● Exercise objective: In the entries below, find every line with the string "JSON" and copy it.
================================
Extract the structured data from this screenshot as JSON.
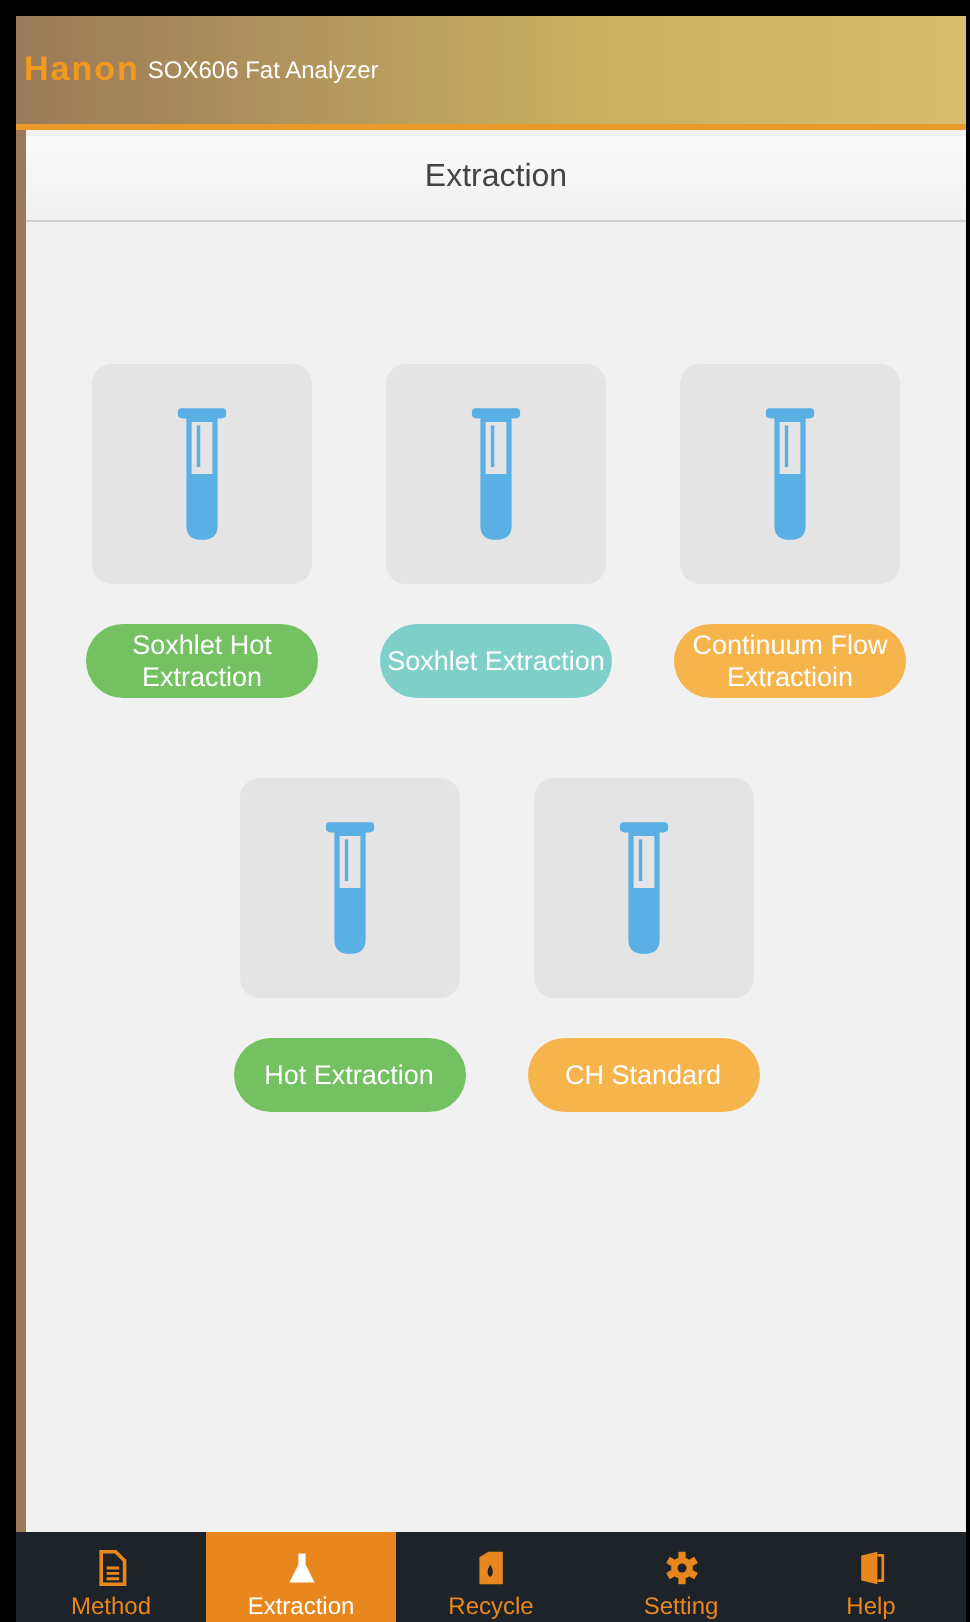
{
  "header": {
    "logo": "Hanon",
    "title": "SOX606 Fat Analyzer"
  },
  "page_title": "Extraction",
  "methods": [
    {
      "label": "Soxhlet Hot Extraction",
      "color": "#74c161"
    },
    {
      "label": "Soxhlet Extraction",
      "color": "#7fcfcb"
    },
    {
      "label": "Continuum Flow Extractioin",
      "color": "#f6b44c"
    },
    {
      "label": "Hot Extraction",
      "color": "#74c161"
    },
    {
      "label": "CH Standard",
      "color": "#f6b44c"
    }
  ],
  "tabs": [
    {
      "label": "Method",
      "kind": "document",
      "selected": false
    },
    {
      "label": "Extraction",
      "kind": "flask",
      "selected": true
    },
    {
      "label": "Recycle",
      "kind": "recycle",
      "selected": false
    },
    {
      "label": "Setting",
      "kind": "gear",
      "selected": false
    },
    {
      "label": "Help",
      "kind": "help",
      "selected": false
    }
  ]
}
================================
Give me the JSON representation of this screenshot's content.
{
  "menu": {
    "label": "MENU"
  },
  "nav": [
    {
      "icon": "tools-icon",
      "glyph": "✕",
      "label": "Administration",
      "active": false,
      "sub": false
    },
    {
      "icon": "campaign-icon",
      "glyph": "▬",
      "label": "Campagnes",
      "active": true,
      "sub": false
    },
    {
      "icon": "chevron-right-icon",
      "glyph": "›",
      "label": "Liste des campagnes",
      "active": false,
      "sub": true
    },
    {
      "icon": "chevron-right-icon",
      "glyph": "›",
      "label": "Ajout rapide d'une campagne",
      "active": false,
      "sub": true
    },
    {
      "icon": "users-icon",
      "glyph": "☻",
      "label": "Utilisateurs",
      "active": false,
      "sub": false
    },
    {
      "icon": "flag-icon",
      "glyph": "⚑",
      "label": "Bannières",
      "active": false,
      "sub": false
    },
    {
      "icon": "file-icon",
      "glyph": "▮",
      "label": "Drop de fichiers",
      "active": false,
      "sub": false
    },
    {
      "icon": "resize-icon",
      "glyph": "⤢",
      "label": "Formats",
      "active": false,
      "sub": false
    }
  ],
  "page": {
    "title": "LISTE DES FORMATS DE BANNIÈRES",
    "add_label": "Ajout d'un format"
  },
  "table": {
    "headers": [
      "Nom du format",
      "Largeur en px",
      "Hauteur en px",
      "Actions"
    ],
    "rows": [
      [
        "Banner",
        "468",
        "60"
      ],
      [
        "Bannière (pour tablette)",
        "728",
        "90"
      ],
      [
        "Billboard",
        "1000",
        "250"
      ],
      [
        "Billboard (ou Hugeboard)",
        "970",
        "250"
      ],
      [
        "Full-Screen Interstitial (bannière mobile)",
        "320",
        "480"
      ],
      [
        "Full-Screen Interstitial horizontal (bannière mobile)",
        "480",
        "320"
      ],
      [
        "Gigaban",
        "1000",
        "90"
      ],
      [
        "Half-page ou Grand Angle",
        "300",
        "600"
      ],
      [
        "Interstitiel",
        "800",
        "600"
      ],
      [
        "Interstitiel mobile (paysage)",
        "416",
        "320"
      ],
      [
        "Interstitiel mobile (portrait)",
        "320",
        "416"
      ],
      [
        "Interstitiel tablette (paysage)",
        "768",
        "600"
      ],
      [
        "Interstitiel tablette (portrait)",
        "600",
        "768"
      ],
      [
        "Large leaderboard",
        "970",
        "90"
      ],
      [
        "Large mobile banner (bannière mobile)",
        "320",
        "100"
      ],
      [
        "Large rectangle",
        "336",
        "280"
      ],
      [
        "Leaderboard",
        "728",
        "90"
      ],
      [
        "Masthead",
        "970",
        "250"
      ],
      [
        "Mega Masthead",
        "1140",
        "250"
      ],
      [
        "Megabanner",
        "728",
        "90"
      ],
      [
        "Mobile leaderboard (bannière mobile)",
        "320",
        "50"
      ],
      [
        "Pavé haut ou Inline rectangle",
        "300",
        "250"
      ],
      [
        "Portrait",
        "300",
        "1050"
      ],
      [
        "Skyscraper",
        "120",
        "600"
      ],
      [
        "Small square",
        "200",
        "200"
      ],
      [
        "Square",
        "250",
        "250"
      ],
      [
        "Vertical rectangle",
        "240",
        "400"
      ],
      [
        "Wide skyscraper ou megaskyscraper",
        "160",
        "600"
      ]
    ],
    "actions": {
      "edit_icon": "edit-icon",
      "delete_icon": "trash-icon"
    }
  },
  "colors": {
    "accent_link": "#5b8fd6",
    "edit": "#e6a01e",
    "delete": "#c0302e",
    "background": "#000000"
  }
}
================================
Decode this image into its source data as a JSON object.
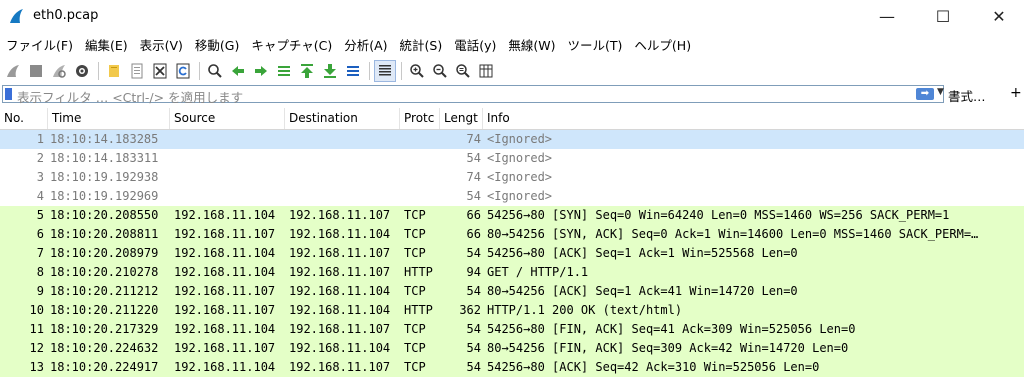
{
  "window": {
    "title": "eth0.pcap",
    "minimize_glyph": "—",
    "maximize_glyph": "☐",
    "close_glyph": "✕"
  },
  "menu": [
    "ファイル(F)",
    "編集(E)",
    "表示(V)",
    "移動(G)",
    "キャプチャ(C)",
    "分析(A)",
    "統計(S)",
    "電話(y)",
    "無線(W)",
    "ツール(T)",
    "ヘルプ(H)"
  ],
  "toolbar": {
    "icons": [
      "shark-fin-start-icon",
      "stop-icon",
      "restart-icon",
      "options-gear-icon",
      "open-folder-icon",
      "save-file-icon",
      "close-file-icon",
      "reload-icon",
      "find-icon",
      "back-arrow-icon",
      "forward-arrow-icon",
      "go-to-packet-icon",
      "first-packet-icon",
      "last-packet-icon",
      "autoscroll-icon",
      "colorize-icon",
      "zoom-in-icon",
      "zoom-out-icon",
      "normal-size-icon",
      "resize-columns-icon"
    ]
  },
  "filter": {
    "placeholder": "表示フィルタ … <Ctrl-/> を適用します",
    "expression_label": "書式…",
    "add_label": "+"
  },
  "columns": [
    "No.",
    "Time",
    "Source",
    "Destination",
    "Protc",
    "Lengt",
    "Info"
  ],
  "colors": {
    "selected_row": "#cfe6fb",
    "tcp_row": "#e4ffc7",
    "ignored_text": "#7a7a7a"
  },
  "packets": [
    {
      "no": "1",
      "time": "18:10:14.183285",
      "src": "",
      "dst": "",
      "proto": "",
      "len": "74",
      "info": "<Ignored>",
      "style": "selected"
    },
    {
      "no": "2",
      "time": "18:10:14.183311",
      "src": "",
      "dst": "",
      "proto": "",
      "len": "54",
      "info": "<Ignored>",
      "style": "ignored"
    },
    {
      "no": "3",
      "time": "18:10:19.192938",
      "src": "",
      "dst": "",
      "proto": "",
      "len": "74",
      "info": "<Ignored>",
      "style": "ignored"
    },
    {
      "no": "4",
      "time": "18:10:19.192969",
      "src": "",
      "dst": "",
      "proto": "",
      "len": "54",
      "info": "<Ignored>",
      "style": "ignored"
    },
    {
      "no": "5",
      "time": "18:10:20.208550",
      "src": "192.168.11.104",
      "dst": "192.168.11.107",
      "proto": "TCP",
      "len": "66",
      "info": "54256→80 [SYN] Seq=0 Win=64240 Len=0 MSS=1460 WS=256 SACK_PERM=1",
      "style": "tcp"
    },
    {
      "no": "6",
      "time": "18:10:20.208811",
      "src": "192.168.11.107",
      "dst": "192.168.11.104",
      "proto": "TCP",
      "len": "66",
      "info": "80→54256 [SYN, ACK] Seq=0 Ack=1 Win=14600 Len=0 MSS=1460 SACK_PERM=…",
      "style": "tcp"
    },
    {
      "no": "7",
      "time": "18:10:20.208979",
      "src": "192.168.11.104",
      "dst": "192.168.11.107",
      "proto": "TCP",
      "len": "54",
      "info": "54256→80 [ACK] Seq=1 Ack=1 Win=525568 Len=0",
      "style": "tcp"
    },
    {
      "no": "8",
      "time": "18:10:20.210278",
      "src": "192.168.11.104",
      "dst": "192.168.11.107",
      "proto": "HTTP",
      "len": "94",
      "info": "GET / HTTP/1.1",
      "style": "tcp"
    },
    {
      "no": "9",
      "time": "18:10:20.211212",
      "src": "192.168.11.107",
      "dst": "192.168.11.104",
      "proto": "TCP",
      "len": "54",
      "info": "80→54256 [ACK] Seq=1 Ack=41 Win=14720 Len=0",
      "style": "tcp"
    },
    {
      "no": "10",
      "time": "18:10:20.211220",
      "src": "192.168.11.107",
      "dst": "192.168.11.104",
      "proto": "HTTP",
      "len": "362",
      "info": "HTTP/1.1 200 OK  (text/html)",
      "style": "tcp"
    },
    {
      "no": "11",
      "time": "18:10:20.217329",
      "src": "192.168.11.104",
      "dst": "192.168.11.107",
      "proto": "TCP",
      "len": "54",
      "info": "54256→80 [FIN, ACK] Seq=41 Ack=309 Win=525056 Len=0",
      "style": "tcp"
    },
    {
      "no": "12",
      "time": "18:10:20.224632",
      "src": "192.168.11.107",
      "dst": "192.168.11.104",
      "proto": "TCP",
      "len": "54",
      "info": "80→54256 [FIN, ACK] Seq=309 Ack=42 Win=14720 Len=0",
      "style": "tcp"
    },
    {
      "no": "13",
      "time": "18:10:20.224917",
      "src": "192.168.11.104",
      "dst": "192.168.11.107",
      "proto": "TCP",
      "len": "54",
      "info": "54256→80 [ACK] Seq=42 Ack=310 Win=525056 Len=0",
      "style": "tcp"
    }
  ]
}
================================
● Result for this exercise:
Extract the structured data from this screenshot as JSON.
Give me the JSON representation of this screenshot's content.
Decode this image into its source data as a JSON object.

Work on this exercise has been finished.